What is required:
Where "visible" occurs in a line of the entries below, copy that line.

(Dataset excerpts)
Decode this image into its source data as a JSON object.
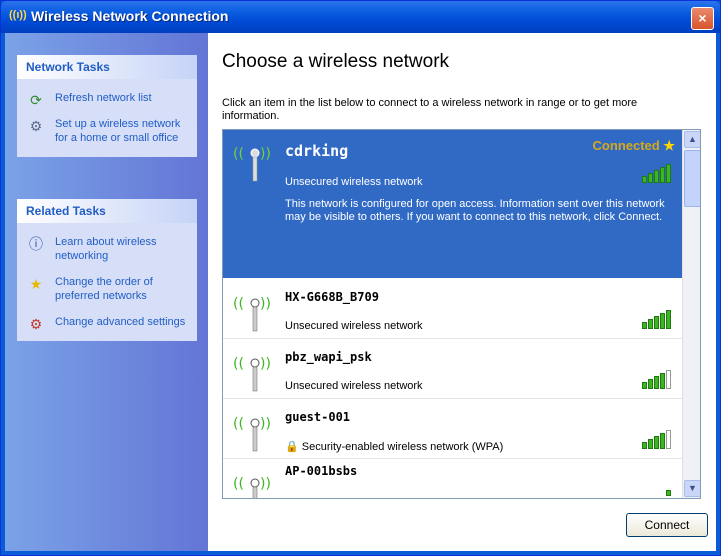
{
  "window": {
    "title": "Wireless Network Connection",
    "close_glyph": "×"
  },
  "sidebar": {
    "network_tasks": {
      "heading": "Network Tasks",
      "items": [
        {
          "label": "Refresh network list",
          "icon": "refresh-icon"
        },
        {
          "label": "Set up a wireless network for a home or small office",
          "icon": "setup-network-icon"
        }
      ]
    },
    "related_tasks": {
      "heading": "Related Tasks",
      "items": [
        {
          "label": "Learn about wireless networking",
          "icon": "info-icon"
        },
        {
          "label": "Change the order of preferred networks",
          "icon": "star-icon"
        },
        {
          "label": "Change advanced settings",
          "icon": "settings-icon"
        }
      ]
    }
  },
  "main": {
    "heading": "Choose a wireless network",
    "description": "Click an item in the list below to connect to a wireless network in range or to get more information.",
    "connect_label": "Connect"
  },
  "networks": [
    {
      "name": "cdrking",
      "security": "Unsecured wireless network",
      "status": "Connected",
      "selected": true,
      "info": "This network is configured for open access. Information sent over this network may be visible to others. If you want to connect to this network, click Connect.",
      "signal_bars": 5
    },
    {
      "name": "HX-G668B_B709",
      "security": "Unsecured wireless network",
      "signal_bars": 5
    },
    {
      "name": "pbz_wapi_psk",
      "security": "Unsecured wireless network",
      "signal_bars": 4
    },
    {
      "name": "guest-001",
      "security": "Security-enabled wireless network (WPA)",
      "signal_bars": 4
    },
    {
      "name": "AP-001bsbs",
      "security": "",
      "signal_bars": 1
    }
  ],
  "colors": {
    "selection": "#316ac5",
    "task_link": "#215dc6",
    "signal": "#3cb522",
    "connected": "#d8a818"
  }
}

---

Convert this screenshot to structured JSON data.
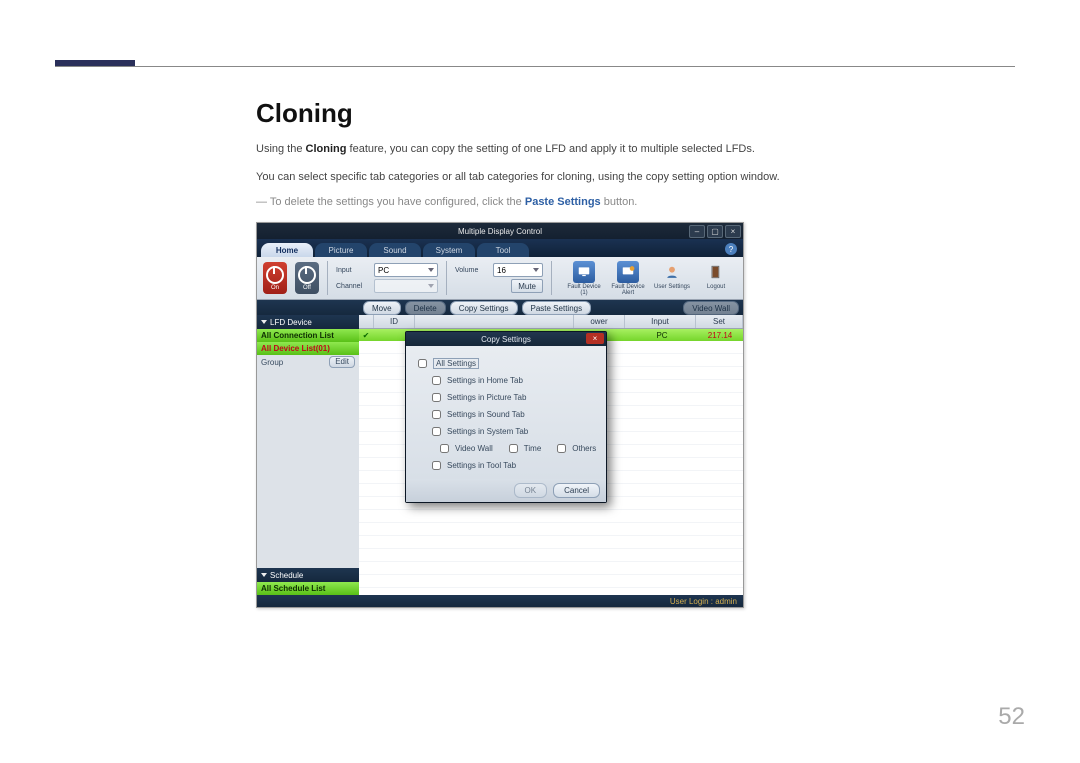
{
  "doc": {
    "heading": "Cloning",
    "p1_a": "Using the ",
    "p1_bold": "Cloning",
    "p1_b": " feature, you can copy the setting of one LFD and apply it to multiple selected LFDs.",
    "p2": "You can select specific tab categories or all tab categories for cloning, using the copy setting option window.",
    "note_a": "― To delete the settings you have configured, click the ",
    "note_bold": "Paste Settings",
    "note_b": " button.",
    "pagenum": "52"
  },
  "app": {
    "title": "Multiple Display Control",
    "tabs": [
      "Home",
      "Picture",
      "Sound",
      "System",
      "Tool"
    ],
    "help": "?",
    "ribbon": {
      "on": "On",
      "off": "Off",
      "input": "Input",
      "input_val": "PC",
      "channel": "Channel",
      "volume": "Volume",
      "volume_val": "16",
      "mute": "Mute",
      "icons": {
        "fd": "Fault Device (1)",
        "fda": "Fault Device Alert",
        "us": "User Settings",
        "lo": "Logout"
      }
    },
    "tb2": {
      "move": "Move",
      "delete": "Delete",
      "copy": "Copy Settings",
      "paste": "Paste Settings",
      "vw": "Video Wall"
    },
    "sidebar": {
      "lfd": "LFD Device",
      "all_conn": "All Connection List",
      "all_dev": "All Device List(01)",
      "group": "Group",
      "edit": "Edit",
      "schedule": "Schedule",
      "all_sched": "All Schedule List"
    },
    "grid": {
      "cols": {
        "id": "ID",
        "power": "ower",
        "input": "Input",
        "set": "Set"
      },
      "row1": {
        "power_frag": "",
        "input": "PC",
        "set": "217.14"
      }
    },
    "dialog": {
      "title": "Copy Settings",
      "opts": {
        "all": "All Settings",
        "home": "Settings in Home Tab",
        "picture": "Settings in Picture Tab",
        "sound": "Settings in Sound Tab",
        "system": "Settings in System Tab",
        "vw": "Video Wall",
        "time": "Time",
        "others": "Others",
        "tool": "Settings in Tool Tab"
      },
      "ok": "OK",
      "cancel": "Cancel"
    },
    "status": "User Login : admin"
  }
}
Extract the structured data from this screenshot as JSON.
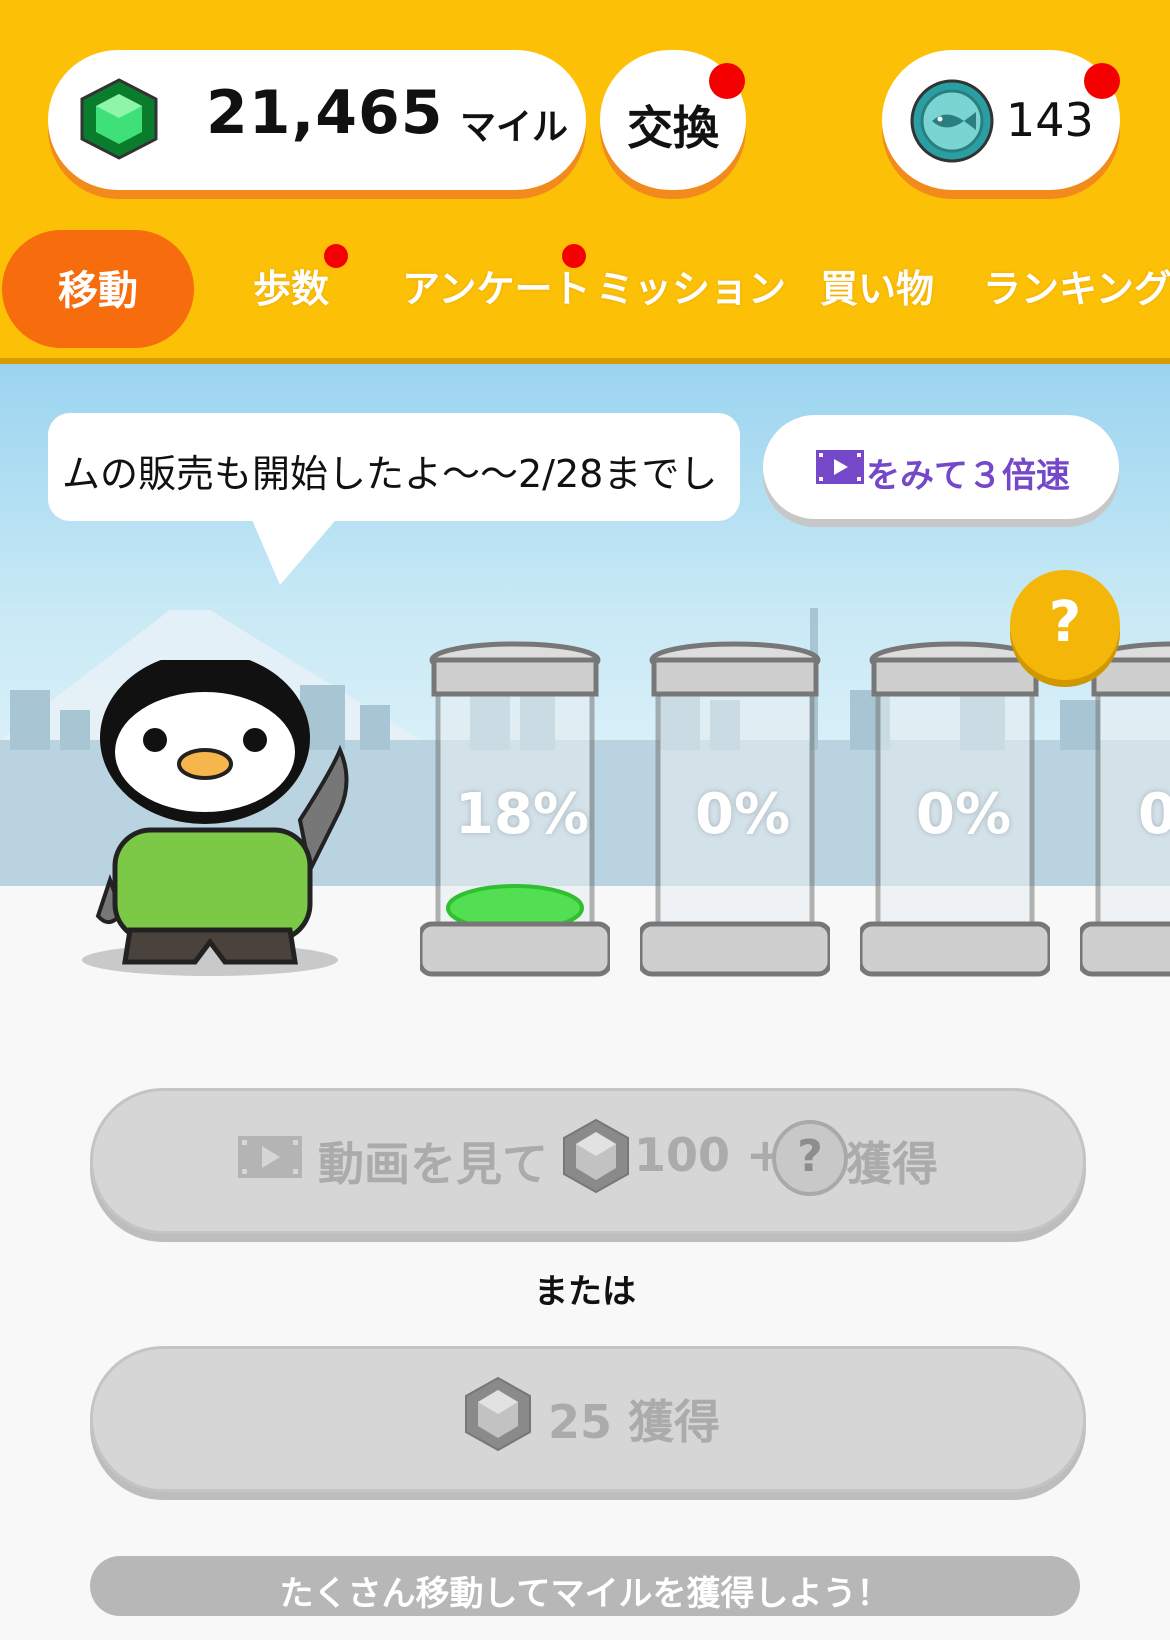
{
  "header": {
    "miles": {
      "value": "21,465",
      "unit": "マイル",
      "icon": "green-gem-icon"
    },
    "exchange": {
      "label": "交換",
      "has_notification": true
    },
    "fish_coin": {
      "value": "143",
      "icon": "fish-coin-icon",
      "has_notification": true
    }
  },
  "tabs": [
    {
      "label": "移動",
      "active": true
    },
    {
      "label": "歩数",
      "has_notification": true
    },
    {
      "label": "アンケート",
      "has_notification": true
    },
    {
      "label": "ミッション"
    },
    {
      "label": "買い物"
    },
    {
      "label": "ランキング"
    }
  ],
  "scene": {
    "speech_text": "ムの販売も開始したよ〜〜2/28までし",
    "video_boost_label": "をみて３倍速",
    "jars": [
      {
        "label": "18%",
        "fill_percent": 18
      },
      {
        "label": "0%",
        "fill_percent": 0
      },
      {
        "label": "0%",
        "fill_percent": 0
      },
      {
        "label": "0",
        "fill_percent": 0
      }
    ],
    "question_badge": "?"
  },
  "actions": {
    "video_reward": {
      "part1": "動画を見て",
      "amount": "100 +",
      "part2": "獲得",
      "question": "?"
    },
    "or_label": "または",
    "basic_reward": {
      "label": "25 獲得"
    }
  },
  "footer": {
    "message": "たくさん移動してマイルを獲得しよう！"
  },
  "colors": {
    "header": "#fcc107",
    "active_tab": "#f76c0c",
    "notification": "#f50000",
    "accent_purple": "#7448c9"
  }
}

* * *

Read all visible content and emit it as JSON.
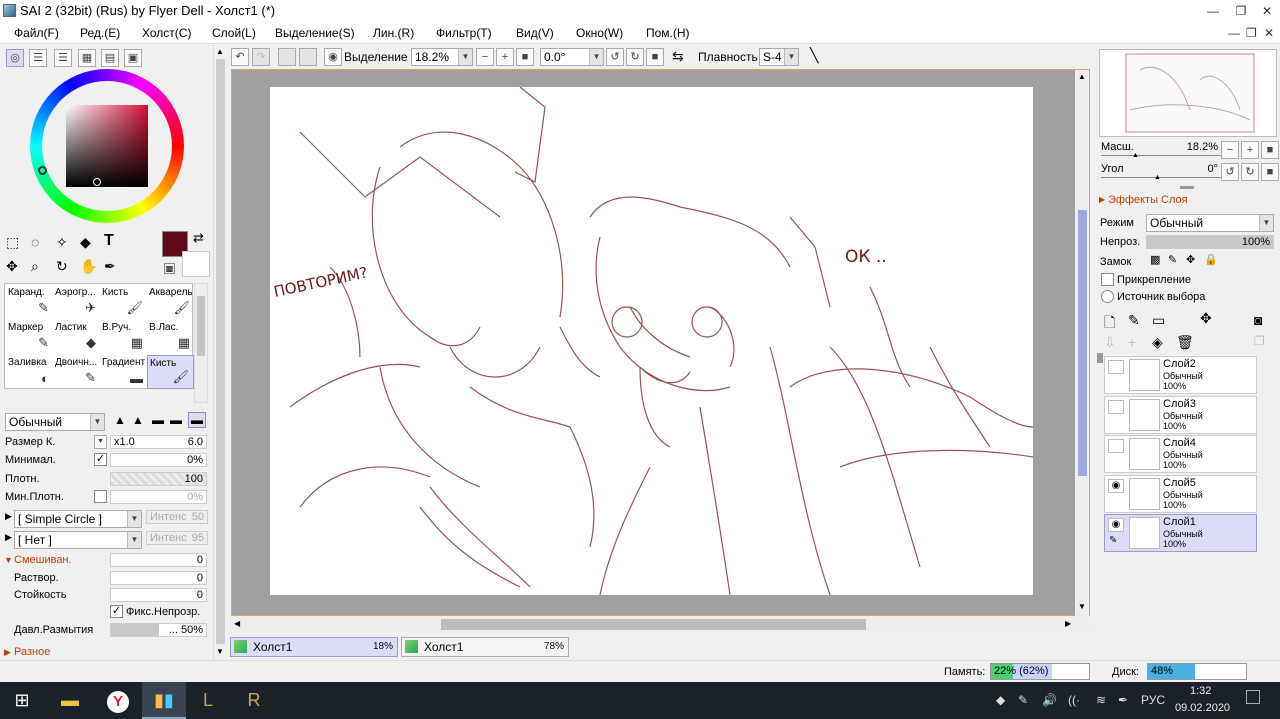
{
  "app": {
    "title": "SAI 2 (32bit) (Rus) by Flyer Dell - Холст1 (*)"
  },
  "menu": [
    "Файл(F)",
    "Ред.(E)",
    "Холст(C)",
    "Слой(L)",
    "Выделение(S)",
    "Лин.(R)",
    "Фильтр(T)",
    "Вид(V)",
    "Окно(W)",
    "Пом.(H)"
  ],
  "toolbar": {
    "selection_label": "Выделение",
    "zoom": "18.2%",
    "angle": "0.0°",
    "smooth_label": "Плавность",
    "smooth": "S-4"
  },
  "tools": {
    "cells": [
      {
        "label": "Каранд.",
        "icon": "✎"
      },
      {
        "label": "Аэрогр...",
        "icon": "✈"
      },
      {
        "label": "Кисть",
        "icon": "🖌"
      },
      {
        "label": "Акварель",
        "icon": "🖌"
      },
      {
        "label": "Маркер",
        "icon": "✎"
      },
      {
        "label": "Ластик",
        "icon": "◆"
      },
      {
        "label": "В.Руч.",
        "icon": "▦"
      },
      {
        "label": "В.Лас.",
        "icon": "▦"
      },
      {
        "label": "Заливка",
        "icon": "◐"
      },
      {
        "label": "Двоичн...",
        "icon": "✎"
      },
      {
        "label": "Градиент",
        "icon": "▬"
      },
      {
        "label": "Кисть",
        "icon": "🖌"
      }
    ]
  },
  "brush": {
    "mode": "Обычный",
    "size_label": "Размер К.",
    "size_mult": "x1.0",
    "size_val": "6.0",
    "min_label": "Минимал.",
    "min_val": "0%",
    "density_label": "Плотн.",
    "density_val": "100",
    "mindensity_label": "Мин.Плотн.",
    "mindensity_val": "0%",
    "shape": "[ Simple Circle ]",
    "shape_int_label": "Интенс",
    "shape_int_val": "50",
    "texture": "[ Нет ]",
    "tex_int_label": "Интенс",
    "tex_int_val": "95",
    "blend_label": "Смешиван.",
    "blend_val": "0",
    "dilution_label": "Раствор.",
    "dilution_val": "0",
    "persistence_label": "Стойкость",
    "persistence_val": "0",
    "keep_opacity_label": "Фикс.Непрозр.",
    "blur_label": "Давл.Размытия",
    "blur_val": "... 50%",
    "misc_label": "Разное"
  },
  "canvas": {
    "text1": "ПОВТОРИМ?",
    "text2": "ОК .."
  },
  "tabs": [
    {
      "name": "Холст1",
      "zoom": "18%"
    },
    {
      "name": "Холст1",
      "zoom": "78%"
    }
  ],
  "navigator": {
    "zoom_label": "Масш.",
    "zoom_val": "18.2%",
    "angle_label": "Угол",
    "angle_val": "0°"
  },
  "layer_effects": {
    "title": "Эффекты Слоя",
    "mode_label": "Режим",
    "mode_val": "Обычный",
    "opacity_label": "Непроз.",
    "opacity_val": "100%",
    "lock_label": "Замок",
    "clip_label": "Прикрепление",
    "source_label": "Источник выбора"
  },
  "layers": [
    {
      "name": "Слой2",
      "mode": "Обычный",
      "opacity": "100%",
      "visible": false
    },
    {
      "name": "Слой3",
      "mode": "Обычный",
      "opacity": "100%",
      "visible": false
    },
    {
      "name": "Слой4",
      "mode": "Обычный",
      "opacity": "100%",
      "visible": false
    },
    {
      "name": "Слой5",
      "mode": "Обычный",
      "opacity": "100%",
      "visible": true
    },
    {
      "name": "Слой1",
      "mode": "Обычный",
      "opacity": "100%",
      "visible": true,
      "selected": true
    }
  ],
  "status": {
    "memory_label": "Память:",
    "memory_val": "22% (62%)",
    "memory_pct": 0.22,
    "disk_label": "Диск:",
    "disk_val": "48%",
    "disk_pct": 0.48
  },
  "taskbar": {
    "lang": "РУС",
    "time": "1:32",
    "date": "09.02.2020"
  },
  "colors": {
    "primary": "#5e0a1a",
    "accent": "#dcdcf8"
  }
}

Solution for this task:
      "info": "This network is configured for open access. Information sent over this network may be visible to others. If you want to connect to this network, click Connect.",
Read all visible content and emit it as JSON.
      "visible": false
      "visible": false
      "visible": false
      "visible": true
      "visible": true,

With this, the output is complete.